Because of the wise business choices John made and the wonderful staff who wanted to stick around, Cartwright’s Ranch House rebounded quickly and surpassed pre-pandemic success.
Making a Mark on Downtown Denton
Being a part of the downtown Denton community has been a huge asset to John as a small business owner. As his own boss, he wanted to find a way to get involved and give back to this vibrant business district.
John not only joined the Denton Main Street Association as a member, but he also became nominated to join the DMSA Board of Directors. In 2019, John became the President of the board. His positive impact on the Denton Main Street Association highlights his commitment to making downtown the true pulse of this city.

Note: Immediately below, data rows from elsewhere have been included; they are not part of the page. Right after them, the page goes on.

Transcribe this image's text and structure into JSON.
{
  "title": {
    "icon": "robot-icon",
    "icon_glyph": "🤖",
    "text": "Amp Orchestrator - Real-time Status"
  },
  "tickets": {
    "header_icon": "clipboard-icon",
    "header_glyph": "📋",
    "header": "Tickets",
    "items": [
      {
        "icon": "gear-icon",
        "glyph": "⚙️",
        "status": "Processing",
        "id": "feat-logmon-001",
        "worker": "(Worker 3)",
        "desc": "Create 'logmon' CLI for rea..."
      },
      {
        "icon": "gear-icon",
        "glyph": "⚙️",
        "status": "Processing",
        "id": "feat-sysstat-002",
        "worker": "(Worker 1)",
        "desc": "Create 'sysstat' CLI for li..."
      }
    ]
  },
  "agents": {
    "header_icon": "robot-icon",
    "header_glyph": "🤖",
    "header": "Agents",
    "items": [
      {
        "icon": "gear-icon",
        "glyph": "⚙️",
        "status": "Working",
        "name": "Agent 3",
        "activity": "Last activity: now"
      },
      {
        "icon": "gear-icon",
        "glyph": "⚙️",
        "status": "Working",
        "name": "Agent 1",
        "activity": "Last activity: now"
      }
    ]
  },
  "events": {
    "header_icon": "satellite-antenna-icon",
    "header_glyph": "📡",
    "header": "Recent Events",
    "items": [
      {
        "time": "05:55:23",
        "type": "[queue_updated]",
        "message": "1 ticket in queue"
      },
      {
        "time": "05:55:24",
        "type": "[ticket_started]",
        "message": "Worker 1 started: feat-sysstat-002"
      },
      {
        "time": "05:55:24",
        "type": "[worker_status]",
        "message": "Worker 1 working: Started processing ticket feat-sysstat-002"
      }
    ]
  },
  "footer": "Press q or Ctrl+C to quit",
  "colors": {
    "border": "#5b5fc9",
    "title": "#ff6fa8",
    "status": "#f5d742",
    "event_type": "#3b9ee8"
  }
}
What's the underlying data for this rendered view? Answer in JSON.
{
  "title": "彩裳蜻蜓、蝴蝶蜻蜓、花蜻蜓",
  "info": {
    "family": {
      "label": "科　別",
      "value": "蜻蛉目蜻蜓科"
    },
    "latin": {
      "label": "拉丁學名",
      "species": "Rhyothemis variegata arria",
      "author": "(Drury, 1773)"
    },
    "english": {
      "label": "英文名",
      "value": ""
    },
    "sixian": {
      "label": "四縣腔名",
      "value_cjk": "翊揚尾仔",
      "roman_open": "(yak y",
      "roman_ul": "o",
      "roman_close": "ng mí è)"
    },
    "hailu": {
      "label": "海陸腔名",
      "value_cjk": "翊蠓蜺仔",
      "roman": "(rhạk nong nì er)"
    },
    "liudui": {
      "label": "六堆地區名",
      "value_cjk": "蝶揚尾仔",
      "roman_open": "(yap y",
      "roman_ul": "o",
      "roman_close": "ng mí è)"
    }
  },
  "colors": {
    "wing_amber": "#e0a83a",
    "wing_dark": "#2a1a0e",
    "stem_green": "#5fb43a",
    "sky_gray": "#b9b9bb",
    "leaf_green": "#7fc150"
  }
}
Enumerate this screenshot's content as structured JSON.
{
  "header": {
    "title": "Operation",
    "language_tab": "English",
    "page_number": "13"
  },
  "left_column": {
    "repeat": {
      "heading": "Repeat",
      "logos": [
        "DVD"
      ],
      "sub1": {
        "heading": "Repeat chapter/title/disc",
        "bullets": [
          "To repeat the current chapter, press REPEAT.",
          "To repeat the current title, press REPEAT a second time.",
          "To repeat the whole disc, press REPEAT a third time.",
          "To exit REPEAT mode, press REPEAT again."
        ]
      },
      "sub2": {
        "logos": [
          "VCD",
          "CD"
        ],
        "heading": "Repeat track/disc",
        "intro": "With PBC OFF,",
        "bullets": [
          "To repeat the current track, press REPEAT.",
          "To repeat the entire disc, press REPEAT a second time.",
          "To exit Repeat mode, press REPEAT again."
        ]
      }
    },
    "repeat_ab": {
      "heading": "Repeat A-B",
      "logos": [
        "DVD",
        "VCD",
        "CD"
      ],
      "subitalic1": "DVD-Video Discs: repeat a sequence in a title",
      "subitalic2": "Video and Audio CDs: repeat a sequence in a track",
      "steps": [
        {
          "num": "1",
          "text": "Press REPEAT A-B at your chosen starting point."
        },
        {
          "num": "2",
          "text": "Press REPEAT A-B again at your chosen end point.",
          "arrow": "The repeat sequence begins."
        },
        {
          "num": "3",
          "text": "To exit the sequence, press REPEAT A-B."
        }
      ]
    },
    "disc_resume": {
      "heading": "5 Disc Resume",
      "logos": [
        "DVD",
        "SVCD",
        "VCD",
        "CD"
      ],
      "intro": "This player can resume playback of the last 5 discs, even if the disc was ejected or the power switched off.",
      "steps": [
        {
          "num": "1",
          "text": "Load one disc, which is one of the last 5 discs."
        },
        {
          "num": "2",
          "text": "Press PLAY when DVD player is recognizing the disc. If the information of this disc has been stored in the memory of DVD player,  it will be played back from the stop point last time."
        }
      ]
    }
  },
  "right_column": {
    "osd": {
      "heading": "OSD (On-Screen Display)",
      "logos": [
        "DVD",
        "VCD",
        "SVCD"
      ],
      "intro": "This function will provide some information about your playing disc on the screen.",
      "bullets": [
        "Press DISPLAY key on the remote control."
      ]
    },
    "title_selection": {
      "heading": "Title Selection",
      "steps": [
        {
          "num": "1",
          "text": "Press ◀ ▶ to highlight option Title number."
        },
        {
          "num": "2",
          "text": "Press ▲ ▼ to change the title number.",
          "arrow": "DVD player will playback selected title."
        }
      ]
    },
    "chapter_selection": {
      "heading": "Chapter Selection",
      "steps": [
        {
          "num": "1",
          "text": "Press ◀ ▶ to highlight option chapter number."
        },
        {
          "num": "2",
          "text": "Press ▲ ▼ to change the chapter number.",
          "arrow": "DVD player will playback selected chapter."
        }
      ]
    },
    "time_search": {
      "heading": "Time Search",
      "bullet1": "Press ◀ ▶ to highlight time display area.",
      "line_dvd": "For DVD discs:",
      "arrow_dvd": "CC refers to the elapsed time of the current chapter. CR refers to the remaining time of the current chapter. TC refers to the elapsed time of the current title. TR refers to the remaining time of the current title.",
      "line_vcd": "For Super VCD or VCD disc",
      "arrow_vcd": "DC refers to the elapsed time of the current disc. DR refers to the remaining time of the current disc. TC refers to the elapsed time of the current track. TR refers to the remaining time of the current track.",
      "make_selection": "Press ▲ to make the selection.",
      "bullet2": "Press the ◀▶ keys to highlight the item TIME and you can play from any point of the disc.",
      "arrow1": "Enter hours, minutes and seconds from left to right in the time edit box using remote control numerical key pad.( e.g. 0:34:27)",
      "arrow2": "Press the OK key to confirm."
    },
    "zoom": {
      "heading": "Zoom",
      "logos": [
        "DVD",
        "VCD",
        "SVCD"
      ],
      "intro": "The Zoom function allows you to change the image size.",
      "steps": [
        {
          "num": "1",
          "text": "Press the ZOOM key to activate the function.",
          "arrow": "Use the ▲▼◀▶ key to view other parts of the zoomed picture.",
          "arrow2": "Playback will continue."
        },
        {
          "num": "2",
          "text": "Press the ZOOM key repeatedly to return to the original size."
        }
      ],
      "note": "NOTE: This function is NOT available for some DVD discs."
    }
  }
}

Being President of the board during the pandemic also came with some unique challenges. After securing a crucial partnership with the City of Denton, DMSA officially carried the torch for the economic development of downtown Denton. The partnership’s funding helped pave the way for necessary pivots to keep local businesses alive, including adding 15-minute parking spots in front of restaurant businesses for to-go orders.
While the DMSA puts on many fun events to bring people downtown, their steadfast mission to support local businesses is what keeps downtown Denton thriving. It brings local business owners together for a common cause and uplifts the spirit of this tight-knit community. As a member of the DMSA, John can attest to how worthwhile it is to be part of something greater than himself..
At the end of 2021, John will be rolling off the board and as President after completing his full 6-year term.
To Grow or Not to Grow?
The moment John made the decision to close down his second restaurant location, Cartwright’s Cafe, was a gut wrenching but crucial learning experience for him as a small business owner. He wasn't used to having to step back or letting go of something he wanted. But in hindsight, he’s learned that having two businesses doesn’t mean double the profits — it does, however, mean double the time, efforts and challenges.
For now, that’s why John is content with focusing on what truly matters: continuing to pour his heart into serving customers on the Denton square, and getting to spend more time with his loved ones (including a new baby grandson!).
Come enjoy great food, great prices and great service at Cartwright’s Ranch House! Don’t forget to try their famous “chicken-fried awesomeness” (including the chicken fried steak) made from scratch.
Author: Courtney Stucky with Aspiro Agency